== DATA SHOWN

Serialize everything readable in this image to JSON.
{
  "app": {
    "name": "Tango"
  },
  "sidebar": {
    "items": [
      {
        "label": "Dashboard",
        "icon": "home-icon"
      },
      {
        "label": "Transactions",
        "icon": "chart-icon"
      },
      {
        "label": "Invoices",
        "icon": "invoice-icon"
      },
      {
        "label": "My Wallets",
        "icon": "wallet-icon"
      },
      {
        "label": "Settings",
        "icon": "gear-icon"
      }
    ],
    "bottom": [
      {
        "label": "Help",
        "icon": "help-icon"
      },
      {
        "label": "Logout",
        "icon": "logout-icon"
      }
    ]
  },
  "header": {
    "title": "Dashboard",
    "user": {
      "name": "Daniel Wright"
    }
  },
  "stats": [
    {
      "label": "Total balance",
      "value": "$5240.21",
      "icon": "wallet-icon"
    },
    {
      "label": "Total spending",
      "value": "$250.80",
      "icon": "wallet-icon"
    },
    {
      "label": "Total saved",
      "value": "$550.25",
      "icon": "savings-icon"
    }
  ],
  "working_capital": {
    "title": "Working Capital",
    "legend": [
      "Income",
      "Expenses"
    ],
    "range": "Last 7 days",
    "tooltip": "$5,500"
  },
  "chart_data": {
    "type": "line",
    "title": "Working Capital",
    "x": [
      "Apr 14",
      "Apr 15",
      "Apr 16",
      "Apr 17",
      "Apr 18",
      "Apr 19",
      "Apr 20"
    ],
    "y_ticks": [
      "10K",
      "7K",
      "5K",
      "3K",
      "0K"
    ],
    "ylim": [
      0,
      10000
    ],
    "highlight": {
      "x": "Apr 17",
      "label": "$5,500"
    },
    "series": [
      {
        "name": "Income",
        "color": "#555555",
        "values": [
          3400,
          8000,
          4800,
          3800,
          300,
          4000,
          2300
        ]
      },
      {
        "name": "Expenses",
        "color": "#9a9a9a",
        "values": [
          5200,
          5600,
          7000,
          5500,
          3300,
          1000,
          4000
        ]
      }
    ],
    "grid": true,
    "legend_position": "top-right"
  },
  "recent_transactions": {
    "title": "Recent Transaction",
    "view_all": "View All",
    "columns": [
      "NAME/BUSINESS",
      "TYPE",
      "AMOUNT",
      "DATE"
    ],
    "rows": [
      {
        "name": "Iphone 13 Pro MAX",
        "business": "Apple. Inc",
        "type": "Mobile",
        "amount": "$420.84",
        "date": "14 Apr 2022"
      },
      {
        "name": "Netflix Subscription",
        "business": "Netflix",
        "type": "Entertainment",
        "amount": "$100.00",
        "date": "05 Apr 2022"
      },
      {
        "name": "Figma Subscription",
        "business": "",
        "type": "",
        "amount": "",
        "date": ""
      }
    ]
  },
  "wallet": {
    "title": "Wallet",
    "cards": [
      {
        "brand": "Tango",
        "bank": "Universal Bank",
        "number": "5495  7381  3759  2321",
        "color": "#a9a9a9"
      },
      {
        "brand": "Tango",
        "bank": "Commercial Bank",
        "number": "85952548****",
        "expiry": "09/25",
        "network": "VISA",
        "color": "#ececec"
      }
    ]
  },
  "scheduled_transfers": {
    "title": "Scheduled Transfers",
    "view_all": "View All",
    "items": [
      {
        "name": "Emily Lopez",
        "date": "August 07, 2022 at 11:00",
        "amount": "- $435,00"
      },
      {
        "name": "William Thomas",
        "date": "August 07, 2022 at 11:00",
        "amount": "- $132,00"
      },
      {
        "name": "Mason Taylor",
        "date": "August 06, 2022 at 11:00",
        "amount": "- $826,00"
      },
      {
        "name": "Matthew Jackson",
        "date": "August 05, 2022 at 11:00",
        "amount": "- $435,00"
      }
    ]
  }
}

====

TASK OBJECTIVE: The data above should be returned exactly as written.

RESULT OF THE TASK:
Serialize everything readable in this image to JSON.
{
  "app": {
    "name": "Tango"
  },
  "sidebar": {
    "items": [
      {
        "label": "Dashboard",
        "icon": "home-icon"
      },
      {
        "label": "Transactions",
        "icon": "chart-icon"
      },
      {
        "label": "Invoices",
        "icon": "invoice-icon"
      },
      {
        "label": "My Wallets",
        "icon": "wallet-icon"
      },
      {
        "label": "Settings",
        "icon": "gear-icon"
      }
    ],
    "bottom": [
      {
        "label": "Help",
        "icon": "help-icon"
      },
      {
        "label": "Logout",
        "icon": "logout-icon"
      }
    ]
  },
  "header": {
    "title": "Dashboard",
    "user": {
      "name": "Daniel Wright"
    }
  },
  "stats": [
    {
      "label": "Total balance",
      "value": "$5240.21",
      "icon": "wallet-icon"
    },
    {
      "label": "Total spending",
      "value": "$250.80",
      "icon": "wallet-icon"
    },
    {
      "label": "Total saved",
      "value": "$550.25",
      "icon": "savings-icon"
    }
  ],
  "working_capital": {
    "title": "Working Capital",
    "legend": [
      "Income",
      "Expenses"
    ],
    "range": "Last 7 days",
    "tooltip": "$5,500"
  },
  "chart_data": {
    "type": "line",
    "title": "Working Capital",
    "x": [
      "Apr 14",
      "Apr 15",
      "Apr 16",
      "Apr 17",
      "Apr 18",
      "Apr 19",
      "Apr 20"
    ],
    "y_ticks": [
      "10K",
      "7K",
      "5K",
      "3K",
      "0K"
    ],
    "ylim": [
      0,
      10000
    ],
    "highlight": {
      "x": "Apr 17",
      "label": "$5,500"
    },
    "series": [
      {
        "name": "Income",
        "color": "#555555",
        "values": [
          3400,
          8000,
          4800,
          3800,
          300,
          4000,
          2300
        ]
      },
      {
        "name": "Expenses",
        "color": "#9a9a9a",
        "values": [
          5200,
          5600,
          7000,
          5500,
          3300,
          1000,
          4000
        ]
      }
    ],
    "grid": true,
    "legend_position": "top-right"
  },
  "recent_transactions": {
    "title": "Recent Transaction",
    "view_all": "View All",
    "columns": [
      "NAME/BUSINESS",
      "TYPE",
      "AMOUNT",
      "DATE"
    ],
    "rows": [
      {
        "name": "Iphone 13 Pro MAX",
        "business": "Apple. Inc",
        "type": "Mobile",
        "amount": "$420.84",
        "date": "14 Apr 2022"
      },
      {
        "name": "Netflix Subscription",
        "business": "Netflix",
        "type": "Entertainment",
        "amount": "$100.00",
        "date": "05 Apr 2022"
      },
      {
        "name": "Figma Subscription",
        "business": "",
        "type": "",
        "amount": "",
        "date": ""
      }
    ]
  },
  "wallet": {
    "title": "Wallet",
    "cards": [
      {
        "brand": "Tango",
        "bank": "Universal Bank",
        "number": "5495  7381  3759  2321",
        "color": "#a9a9a9"
      },
      {
        "brand": "Tango",
        "bank": "Commercial Bank",
        "number": "85952548****",
        "expiry": "09/25",
        "network": "VISA",
        "color": "#ececec"
      }
    ]
  },
  "scheduled_transfers": {
    "title": "Scheduled Transfers",
    "view_all": "View All",
    "items": [
      {
        "name": "Emily Lopez",
        "date": "August 07, 2022 at 11:00",
        "amount": "- $435,00"
      },
      {
        "name": "William Thomas",
        "date": "August 07, 2022 at 11:00",
        "amount": "- $132,00"
      },
      {
        "name": "Mason Taylor",
        "date": "August 06, 2022 at 11:00",
        "amount": "- $826,00"
      },
      {
        "name": "Matthew Jackson",
        "date": "August 05, 2022 at 11:00",
        "amount": "- $435,00"
      }
    ]
  }
}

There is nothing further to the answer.